The International Livestock Research Institute (ILRI) has contributed to this series with a position paper that highlights the direct and indirect effects of livestock on food and nutrition security. The paper also considers the future prospects of mixed crop-livestock farming systems that produce most of the world’s milk, meat and staple crops.

The paper by ILRI director general Jimmy Smith and colleagues begins with a brief overview of the global challenge of food and nutrition security and the net impact of livestock on global food supply. This is followed by a review of the direct contributions of livestock to nutrition security and the indirect effects of livestock on food security.

Food security is said to exist when “all people at all times have access to sufficient, safe, nutritious food to maintain a healthy and active life”. In development discourse, the term ‘food security’ is often used to emphasize the aspect of food quantity while ‘nutrition security’ captures the quality dimension.

The position paper offers a balanced analysis by exploring both the beneficial impacts (e.g. improved nutrition and health, income from the sale of animals or produce, draught power and provision of manure) and the harmful ones (e.g. zoonotic diseases, health risks from over-consumption of animal-source foods and production of greenhouse gases).

“Livestock contribute to food supply by converting low-value materials, inedible or unpalatable for people, into milk, meat, and eggs; livestock also decrease food supply by competing with people for food, especially grains fed to pigs and poultry. Currently, livestock supply 13% of energy to the world’s diet but consume one-half the world’s production of grains to do so.

However, livestock directly contribute to nutrition security. Milk, meat and eggs, the “animal-source foods,” though expensive sources of energy, are one of the best sources of high quality protein and micronutrients that are essential for normal development and good health. But poor people tend to sell rather than consume the animal-source foods that they produce.

The contribution of livestock to food, distinguished from nutrition security among the poor, is mostly indirect: sales of animals or produce, demand for which is rapidly growing, can provide cash for the purchase of staple foods, and provision of manure, draft power, and income for purchase of farm inputs can boost sustainable crop production in mixed crop-livestock systems.

Livestock have the potential to be transformative: by enhancing food and nutrition security, and providing income to pay for education and other needs, livestock can enable poor children to develop into healthy, well-educated, productive adults. The challenge is how to manage complex trade-offs to enable livestock’s positive impacts to be realized while minimizing and mitigating negative ones, including threats to the health of people and the environment.”

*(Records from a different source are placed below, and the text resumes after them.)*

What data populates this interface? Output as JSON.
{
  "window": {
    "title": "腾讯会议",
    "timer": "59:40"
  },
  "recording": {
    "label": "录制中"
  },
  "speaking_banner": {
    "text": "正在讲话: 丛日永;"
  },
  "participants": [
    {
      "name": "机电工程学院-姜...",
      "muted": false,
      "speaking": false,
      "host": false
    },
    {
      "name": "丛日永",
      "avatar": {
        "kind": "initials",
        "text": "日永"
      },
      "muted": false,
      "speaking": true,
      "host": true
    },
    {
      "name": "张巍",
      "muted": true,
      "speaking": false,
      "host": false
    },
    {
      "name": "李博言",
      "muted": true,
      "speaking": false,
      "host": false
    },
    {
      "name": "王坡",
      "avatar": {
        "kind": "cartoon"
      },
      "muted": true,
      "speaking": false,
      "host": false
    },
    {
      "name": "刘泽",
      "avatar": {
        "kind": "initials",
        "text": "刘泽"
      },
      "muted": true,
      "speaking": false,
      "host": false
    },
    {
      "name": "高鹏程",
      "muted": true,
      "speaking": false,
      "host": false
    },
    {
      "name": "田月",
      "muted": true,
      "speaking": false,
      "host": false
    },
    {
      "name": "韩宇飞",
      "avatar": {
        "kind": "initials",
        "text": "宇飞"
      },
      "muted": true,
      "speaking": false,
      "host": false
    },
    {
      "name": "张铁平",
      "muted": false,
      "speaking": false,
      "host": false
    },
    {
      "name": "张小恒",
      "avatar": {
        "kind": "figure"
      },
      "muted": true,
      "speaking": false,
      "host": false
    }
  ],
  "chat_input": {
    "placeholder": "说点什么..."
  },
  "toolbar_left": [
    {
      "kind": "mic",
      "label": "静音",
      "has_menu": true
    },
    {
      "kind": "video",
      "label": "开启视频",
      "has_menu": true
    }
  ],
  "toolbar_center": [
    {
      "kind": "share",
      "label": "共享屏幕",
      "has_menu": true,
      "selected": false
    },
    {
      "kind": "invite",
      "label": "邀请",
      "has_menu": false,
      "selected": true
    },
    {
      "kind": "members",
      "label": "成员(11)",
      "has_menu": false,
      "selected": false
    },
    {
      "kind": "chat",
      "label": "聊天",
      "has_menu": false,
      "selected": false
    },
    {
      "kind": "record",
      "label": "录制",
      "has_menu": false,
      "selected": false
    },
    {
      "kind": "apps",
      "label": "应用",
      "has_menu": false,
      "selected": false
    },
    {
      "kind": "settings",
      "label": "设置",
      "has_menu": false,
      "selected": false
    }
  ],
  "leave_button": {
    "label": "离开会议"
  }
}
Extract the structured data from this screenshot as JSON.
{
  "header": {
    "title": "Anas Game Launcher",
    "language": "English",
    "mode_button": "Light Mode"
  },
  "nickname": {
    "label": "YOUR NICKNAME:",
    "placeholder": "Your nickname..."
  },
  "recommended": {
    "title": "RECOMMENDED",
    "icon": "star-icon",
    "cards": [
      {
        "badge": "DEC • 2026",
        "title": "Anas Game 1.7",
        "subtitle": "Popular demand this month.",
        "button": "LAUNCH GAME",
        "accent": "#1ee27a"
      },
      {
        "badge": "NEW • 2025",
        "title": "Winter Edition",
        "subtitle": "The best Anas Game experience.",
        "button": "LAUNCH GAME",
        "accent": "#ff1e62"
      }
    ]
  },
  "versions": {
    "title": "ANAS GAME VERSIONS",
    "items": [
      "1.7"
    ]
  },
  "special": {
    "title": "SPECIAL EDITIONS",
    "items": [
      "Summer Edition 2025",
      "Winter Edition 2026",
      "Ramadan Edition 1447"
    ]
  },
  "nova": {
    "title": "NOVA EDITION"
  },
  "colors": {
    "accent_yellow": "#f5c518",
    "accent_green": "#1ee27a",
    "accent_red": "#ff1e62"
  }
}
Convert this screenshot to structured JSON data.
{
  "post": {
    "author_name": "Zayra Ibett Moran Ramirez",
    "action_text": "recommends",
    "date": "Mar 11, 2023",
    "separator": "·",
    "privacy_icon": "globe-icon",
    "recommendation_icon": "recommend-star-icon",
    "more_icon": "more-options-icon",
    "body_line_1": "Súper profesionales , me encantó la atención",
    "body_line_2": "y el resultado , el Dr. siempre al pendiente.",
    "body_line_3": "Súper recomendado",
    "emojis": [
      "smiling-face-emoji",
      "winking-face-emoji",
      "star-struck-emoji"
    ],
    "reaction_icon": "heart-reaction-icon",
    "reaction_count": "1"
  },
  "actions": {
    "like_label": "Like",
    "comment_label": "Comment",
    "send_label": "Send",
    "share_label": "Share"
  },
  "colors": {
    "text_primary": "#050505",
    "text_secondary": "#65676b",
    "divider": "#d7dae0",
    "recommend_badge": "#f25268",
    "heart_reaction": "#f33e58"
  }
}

On the future role of mixed crop-livestock farming systems, the authors note that it is important to look into issues related to production efficiency as well as market engagement in defining how these systems are to evolve in order to remain competitive, equitable and environmentally stable while continuing to contribute to human nutrition and health.

The paper concludes:

“Many poor livestock keepers report that a key motivation for keeping livestock is to earn income so their children can attend school and, perhaps, go on to benefit from further education. By providing essential nutrients, especially in the first critical 1,000 days from conception, animal-source foods can help ensure normal physical and cognitive development.

The combined impacts of meeting nutritional needs and providing income make livestock a powerful force for the poor. Well-nourished and well-educated youngsters can grow up to be healthy young adults who are able to realize their full potential and earn higher incomes, in the process enhancing the well-being of their families, communities, and society. The impact of this on food and nutrition security at household, national, and global levels cannot be overstated and demands innovative research, development, and policy approaches.”

Read the full article here

Citation: Smith J, Sones K, Grace D, MacMillan S, Tarawali S and Herrero M. 2013. Beyond milk, meat, and eggs: Role of livestock in food and nutrition security. Animal Frontiers 3(1): 6-13.